### [Extracted information]
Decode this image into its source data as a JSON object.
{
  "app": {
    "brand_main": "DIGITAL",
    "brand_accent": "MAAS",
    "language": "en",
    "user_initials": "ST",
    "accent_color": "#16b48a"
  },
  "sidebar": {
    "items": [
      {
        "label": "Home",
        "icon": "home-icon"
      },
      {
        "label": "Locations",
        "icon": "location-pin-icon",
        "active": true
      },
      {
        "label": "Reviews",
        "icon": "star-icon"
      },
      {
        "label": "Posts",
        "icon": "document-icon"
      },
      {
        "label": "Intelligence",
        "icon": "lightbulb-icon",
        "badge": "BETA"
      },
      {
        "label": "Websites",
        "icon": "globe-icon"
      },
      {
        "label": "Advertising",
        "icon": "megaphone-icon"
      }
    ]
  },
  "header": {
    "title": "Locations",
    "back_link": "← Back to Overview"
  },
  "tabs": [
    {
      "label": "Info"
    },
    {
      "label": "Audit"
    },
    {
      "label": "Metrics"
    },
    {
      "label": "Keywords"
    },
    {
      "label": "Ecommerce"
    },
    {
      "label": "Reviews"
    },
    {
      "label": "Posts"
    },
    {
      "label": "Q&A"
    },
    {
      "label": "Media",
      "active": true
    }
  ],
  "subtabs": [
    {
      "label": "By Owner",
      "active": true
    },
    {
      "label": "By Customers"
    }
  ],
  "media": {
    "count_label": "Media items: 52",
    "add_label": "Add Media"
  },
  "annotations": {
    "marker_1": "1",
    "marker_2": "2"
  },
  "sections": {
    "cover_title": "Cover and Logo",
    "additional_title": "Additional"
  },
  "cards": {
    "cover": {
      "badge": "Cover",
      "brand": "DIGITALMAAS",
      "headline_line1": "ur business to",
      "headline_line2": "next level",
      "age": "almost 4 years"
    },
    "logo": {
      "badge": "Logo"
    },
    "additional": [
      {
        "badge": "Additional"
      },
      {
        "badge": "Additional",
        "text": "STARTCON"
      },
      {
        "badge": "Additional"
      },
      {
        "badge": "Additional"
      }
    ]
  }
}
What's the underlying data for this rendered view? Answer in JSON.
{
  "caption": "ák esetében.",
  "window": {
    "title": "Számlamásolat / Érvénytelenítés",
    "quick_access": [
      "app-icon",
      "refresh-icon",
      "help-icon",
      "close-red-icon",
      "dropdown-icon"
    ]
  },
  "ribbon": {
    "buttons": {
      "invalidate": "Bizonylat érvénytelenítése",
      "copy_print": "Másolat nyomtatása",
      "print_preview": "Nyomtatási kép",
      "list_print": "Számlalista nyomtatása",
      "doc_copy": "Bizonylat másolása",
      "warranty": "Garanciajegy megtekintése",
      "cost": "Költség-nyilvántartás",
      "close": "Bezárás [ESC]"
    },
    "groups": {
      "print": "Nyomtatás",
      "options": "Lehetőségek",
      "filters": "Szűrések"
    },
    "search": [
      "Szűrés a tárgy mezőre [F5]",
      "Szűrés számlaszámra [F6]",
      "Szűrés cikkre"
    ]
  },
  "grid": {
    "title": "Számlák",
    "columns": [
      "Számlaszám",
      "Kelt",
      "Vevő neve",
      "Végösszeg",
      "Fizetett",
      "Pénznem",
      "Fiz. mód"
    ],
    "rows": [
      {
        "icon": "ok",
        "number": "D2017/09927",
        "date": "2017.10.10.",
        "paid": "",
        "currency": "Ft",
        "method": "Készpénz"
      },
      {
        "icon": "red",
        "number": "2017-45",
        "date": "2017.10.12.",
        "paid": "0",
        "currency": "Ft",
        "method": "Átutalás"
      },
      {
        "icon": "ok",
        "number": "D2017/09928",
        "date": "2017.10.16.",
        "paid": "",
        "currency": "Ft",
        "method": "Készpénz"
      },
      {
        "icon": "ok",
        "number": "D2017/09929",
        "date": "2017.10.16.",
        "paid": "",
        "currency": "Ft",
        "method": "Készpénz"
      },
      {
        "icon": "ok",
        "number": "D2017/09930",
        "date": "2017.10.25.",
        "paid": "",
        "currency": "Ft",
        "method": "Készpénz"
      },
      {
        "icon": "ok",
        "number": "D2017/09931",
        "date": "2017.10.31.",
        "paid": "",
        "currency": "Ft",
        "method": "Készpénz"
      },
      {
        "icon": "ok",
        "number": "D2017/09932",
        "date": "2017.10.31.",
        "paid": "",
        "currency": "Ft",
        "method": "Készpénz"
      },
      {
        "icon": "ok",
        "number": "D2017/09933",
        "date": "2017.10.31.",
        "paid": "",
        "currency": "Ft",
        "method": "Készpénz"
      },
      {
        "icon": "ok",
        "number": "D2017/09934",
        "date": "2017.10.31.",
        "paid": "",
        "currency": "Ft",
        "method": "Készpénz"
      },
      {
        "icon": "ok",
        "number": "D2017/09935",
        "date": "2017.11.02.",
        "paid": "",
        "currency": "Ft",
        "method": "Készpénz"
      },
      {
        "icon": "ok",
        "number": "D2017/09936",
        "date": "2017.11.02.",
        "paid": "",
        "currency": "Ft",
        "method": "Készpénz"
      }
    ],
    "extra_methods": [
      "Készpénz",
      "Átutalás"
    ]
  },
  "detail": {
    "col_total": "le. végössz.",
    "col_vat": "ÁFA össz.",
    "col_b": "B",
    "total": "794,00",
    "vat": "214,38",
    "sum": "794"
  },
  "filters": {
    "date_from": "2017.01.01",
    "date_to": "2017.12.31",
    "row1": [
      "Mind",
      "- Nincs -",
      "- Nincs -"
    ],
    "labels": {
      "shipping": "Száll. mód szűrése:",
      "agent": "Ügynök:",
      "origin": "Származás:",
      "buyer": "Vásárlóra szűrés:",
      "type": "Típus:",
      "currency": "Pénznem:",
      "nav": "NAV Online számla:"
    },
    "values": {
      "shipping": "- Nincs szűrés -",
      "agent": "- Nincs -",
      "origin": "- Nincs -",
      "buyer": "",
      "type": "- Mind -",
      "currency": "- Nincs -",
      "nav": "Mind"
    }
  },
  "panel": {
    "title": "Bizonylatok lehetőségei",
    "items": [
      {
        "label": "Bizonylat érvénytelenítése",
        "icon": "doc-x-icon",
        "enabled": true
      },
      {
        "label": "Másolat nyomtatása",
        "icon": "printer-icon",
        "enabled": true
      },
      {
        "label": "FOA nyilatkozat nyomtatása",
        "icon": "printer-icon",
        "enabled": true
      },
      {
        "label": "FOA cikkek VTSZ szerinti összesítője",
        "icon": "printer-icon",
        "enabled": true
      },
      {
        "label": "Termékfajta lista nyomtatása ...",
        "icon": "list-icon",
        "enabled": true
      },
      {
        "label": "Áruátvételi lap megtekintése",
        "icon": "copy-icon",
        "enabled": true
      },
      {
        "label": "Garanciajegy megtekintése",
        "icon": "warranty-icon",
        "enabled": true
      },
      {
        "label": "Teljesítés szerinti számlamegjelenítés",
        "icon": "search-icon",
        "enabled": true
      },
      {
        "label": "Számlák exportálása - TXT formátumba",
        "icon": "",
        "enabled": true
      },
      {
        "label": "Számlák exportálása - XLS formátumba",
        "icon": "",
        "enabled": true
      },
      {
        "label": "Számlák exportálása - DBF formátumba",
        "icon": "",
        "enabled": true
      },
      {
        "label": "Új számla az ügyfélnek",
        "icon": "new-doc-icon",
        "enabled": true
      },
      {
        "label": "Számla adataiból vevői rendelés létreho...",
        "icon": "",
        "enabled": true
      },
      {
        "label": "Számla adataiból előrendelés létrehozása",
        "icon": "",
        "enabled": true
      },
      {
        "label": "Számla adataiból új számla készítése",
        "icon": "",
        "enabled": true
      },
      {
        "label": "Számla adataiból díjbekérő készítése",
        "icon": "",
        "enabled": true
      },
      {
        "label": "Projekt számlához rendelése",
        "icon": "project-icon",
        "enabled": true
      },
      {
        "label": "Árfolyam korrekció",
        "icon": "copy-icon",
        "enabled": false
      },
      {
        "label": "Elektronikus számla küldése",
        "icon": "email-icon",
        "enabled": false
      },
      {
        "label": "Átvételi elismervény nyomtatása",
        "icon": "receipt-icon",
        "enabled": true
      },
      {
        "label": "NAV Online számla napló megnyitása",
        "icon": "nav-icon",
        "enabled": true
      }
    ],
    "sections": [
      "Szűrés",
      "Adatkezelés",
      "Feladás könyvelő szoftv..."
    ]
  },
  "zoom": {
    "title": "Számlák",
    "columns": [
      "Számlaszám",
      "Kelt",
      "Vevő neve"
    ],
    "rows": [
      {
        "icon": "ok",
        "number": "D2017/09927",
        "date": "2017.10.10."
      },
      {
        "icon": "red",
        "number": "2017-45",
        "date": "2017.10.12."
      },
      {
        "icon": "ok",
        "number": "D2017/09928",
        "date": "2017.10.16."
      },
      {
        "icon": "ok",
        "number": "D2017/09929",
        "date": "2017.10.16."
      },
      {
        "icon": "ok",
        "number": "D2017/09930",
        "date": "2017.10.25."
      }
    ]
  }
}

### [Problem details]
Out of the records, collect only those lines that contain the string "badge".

### [Response to the exercise]
        "badge": "BETA"
      "badge": "Cover",
      "badge": "Logo"
        "badge": "Additional"
        "badge": "Additional",
        "badge": "Additional"
        "badge": "Additional"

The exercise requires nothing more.